==== Records shown ====

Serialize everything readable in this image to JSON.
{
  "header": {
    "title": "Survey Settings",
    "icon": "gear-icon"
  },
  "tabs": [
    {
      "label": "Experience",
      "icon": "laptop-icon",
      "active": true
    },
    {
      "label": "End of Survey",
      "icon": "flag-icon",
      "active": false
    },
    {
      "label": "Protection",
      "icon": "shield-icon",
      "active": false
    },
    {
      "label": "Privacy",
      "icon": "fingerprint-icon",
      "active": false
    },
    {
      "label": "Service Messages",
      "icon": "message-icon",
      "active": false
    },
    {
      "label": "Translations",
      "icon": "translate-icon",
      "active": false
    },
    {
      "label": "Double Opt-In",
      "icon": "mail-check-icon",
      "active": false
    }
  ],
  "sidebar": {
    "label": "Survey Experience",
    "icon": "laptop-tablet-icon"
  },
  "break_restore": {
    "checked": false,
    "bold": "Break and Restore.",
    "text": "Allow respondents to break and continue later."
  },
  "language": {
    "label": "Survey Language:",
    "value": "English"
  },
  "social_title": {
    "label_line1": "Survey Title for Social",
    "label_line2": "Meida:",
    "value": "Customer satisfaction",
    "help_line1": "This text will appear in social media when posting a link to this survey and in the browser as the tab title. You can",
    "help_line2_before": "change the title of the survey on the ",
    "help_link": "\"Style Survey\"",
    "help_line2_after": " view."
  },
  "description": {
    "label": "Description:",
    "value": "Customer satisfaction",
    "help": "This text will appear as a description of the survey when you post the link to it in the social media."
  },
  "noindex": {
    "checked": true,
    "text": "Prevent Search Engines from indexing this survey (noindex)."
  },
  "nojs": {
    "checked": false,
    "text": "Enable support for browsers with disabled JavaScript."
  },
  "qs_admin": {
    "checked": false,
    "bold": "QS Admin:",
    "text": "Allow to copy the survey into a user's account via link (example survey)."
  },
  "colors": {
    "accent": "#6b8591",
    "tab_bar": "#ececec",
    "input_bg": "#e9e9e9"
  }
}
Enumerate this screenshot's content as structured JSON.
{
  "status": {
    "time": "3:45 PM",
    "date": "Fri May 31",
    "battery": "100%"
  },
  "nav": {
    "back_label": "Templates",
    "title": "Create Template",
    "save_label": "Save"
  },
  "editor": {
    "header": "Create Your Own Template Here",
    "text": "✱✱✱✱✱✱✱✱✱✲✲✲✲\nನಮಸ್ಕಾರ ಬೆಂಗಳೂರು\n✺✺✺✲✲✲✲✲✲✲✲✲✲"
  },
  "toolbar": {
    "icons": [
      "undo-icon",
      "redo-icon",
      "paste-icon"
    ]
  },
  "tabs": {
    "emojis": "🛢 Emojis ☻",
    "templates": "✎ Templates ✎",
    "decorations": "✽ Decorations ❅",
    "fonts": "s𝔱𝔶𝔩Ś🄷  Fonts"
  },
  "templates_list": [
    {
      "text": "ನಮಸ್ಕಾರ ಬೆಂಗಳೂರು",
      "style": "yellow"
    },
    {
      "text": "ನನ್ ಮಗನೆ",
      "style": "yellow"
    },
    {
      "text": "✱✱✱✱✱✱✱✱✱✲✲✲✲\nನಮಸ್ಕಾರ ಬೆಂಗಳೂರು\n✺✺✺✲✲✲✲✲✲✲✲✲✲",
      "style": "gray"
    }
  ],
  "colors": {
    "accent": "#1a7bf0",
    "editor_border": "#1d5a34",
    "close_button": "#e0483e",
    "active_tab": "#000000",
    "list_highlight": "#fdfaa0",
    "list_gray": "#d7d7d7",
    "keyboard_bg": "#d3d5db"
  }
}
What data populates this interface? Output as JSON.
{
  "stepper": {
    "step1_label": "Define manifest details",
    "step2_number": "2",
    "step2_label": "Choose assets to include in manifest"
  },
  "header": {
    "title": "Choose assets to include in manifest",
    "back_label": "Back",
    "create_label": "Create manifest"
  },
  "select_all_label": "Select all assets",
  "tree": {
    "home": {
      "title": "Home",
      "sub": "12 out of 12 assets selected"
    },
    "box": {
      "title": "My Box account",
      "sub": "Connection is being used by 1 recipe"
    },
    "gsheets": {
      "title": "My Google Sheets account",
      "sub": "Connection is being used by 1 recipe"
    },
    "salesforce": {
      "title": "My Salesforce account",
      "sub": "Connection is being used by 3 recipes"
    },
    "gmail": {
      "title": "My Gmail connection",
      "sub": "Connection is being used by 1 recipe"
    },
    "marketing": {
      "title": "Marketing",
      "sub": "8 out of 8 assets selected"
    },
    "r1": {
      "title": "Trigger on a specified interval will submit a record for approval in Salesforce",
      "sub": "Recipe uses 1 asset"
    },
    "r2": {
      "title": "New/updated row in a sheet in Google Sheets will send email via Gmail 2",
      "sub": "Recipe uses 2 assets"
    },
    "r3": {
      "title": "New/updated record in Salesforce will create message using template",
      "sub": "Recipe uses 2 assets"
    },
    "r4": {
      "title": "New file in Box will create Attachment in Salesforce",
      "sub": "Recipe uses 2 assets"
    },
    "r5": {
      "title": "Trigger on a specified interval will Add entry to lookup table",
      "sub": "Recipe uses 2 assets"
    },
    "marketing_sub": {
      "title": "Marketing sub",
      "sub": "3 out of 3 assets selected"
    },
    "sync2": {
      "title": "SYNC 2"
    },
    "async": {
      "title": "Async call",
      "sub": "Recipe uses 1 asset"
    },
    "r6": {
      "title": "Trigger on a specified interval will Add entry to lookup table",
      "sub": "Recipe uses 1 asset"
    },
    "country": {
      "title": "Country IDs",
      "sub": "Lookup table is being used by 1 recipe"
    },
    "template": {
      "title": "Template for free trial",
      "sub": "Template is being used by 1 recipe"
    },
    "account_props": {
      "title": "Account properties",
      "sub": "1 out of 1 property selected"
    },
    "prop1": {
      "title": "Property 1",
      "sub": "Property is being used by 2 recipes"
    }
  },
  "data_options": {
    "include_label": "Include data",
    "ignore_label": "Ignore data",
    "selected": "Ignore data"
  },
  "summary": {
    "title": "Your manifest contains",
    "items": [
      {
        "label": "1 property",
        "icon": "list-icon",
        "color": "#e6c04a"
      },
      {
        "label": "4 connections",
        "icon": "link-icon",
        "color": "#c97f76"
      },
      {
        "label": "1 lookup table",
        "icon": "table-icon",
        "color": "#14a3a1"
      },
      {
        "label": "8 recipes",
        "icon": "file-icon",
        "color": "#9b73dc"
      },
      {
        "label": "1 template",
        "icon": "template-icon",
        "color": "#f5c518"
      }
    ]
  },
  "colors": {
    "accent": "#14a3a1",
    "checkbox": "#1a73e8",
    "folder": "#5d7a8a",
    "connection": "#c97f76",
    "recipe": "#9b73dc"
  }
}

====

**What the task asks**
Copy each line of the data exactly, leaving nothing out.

**Exercise response**
Serialize everything readable in this image to JSON.
{
  "header": {
    "title": "Survey Settings",
    "icon": "gear-icon"
  },
  "tabs": [
    {
      "label": "Experience",
      "icon": "laptop-icon",
      "active": true
    },
    {
      "label": "End of Survey",
      "icon": "flag-icon",
      "active": false
    },
    {
      "label": "Protection",
      "icon": "shield-icon",
      "active": false
    },
    {
      "label": "Privacy",
      "icon": "fingerprint-icon",
      "active": false
    },
    {
      "label": "Service Messages",
      "icon": "message-icon",
      "active": false
    },
    {
      "label": "Translations",
      "icon": "translate-icon",
      "active": false
    },
    {
      "label": "Double Opt-In",
      "icon": "mail-check-icon",
      "active": false
    }
  ],
  "sidebar": {
    "label": "Survey Experience",
    "icon": "laptop-tablet-icon"
  },
  "break_restore": {
    "checked": false,
    "bold": "Break and Restore.",
    "text": "Allow respondents to break and continue later."
  },
  "language": {
    "label": "Survey Language:",
    "value": "English"
  },
  "social_title": {
    "label_line1": "Survey Title for Social",
    "label_line2": "Meida:",
    "value": "Customer satisfaction",
    "help_line1": "This text will appear in social media when posting a link to this survey and in the browser as the tab title. You can",
    "help_line2_before": "change the title of the survey on the ",
    "help_link": "\"Style Survey\"",
    "help_line2_after": " view."
  },
  "description": {
    "label": "Description:",
    "value": "Customer satisfaction",
    "help": "This text will appear as a description of the survey when you post the link to it in the social media."
  },
  "noindex": {
    "checked": true,
    "text": "Prevent Search Engines from indexing this survey (noindex)."
  },
  "nojs": {
    "checked": false,
    "text": "Enable support for browsers with disabled JavaScript."
  },
  "qs_admin": {
    "checked": false,
    "bold": "QS Admin:",
    "text": "Allow to copy the survey into a user's account via link (example survey)."
  },
  "colors": {
    "accent": "#6b8591",
    "tab_bar": "#ececec",
    "input_bg": "#e9e9e9"
  }
}
Enumerate this screenshot's content as structured JSON.
{
  "status": {
    "time": "3:45 PM",
    "date": "Fri May 31",
    "battery": "100%"
  },
  "nav": {
    "back_label": "Templates",
    "title": "Create Template",
    "save_label": "Save"
  },
  "editor": {
    "header": "Create Your Own Template Here",
    "text": "✱✱✱✱✱✱✱✱✱✲✲✲✲\nನಮಸ್ಕಾರ ಬೆಂಗಳೂರು\n✺✺✺✲✲✲✲✲✲✲✲✲✲"
  },
  "toolbar": {
    "icons": [
      "undo-icon",
      "redo-icon",
      "paste-icon"
    ]
  },
  "tabs": {
    "emojis": "🛢 Emojis ☻",
    "templates": "✎ Templates ✎",
    "decorations": "✽ Decorations ❅",
    "fonts": "s𝔱𝔶𝔩Ś🄷  Fonts"
  },
  "templates_list": [
    {
      "text": "ನಮಸ್ಕಾರ ಬೆಂಗಳೂರು",
      "style": "yellow"
    },
    {
      "text": "ನನ್ ಮಗನೆ",
      "style": "yellow"
    },
    {
      "text": "✱✱✱✱✱✱✱✱✱✲✲✲✲\nನಮಸ್ಕಾರ ಬೆಂಗಳೂರು\n✺✺✺✲✲✲✲✲✲✲✲✲✲",
      "style": "gray"
    }
  ],
  "colors": {
    "accent": "#1a7bf0",
    "editor_border": "#1d5a34",
    "close_button": "#e0483e",
    "active_tab": "#000000",
    "list_highlight": "#fdfaa0",
    "list_gray": "#d7d7d7",
    "keyboard_bg": "#d3d5db"
  }
}
What data populates this interface? Output as JSON.
{
  "stepper": {
    "step1_label": "Define manifest details",
    "step2_number": "2",
    "step2_label": "Choose assets to include in manifest"
  },
  "header": {
    "title": "Choose assets to include in manifest",
    "back_label": "Back",
    "create_label": "Create manifest"
  },
  "select_all_label": "Select all assets",
  "tree": {
    "home": {
      "title": "Home",
      "sub": "12 out of 12 assets selected"
    },
    "box": {
      "title": "My Box account",
      "sub": "Connection is being used by 1 recipe"
    },
    "gsheets": {
      "title": "My Google Sheets account",
      "sub": "Connection is being used by 1 recipe"
    },
    "salesforce": {
      "title": "My Salesforce account",
      "sub": "Connection is being used by 3 recipes"
    },
    "gmail": {
      "title": "My Gmail connection",
      "sub": "Connection is being used by 1 recipe"
    },
    "marketing": {
      "title": "Marketing",
      "sub": "8 out of 8 assets selected"
    },
    "r1": {
      "title": "Trigger on a specified interval will submit a record for approval in Salesforce",
      "sub": "Recipe uses 1 asset"
    },
    "r2": {
      "title": "New/updated row in a sheet in Google Sheets will send email via Gmail 2",
      "sub": "Recipe uses 2 assets"
    },
    "r3": {
      "title": "New/updated record in Salesforce will create message using template",
      "sub": "Recipe uses 2 assets"
    },
    "r4": {
      "title": "New file in Box will create Attachment in Salesforce",
      "sub": "Recipe uses 2 assets"
    },
    "r5": {
      "title": "Trigger on a specified interval will Add entry to lookup table",
      "sub": "Recipe uses 2 assets"
    },
    "marketing_sub": {
      "title": "Marketing sub",
      "sub": "3 out of 3 assets selected"
    },
    "sync2": {
      "title": "SYNC 2"
    },
    "async": {
      "title": "Async call",
      "sub": "Recipe uses 1 asset"
    },
    "r6": {
      "title": "Trigger on a specified interval will Add entry to lookup table",
      "sub": "Recipe uses 1 asset"
    },
    "country": {
      "title": "Country IDs",
      "sub": "Lookup table is being used by 1 recipe"
    },
    "template": {
      "title": "Template for free trial",
      "sub": "Template is being used by 1 recipe"
    },
    "account_props": {
      "title": "Account properties",
      "sub": "1 out of 1 property selected"
    },
    "prop1": {
      "title": "Property 1",
      "sub": "Property is being used by 2 recipes"
    }
  },
  "data_options": {
    "include_label": "Include data",
    "ignore_label": "Ignore data",
    "selected": "Ignore data"
  },
  "summary": {
    "title": "Your manifest contains",
    "items": [
      {
        "label": "1 property",
        "icon": "list-icon",
        "color": "#e6c04a"
      },
      {
        "label": "4 connections",
        "icon": "link-icon",
        "color": "#c97f76"
      },
      {
        "label": "1 lookup table",
        "icon": "table-icon",
        "color": "#14a3a1"
      },
      {
        "label": "8 recipes",
        "icon": "file-icon",
        "color": "#9b73dc"
      },
      {
        "label": "1 template",
        "icon": "template-icon",
        "color": "#f5c518"
      }
    ]
  },
  "colors": {
    "accent": "#14a3a1",
    "checkbox": "#1a73e8",
    "folder": "#5d7a8a",
    "connection": "#c97f76",
    "recipe": "#9b73dc"
  }
}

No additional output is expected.